▸ **Work to be completed**
Write only how many lines of the listing below include the string "Yolanda".

▸ **Given entries**

═══

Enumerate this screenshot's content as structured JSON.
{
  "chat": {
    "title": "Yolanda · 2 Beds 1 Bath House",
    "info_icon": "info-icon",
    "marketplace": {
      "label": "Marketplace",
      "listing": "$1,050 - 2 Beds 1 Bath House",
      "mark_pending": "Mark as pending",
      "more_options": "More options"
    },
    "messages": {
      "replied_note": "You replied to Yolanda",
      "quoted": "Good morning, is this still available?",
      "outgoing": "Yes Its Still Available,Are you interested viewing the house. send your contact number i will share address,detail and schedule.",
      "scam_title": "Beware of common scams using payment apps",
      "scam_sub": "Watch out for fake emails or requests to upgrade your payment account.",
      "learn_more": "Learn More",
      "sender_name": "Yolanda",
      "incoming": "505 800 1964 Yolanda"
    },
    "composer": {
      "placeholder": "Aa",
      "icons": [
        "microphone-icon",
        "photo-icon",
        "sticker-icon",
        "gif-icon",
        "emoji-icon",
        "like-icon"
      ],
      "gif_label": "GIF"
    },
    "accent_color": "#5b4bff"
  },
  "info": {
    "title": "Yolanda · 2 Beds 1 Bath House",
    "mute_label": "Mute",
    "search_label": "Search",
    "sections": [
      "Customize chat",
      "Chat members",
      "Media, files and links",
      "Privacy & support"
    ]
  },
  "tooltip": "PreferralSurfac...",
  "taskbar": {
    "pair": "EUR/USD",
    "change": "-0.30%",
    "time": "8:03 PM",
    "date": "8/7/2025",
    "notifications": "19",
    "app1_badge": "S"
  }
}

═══

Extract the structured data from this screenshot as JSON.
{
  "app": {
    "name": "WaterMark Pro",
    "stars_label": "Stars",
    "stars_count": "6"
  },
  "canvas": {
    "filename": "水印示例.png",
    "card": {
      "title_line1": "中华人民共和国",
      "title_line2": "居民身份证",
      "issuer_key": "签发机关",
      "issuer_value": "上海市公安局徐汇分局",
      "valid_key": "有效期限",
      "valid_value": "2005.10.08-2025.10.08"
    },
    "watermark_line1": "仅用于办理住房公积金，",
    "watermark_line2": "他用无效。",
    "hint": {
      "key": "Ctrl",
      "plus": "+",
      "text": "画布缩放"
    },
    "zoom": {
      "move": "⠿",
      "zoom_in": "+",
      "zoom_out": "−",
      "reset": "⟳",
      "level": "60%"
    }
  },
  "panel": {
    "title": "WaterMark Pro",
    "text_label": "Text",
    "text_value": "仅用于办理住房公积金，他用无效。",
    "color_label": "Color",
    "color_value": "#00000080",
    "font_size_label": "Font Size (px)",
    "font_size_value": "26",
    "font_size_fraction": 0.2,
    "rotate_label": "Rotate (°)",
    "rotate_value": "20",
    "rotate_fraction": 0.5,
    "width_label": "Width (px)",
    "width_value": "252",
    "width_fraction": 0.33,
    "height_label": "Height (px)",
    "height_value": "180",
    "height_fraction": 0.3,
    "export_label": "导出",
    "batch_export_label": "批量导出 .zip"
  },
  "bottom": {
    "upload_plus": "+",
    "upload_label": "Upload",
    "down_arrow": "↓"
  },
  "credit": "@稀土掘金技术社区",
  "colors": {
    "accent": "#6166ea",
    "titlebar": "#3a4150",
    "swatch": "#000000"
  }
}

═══

▸ **Answer box**
5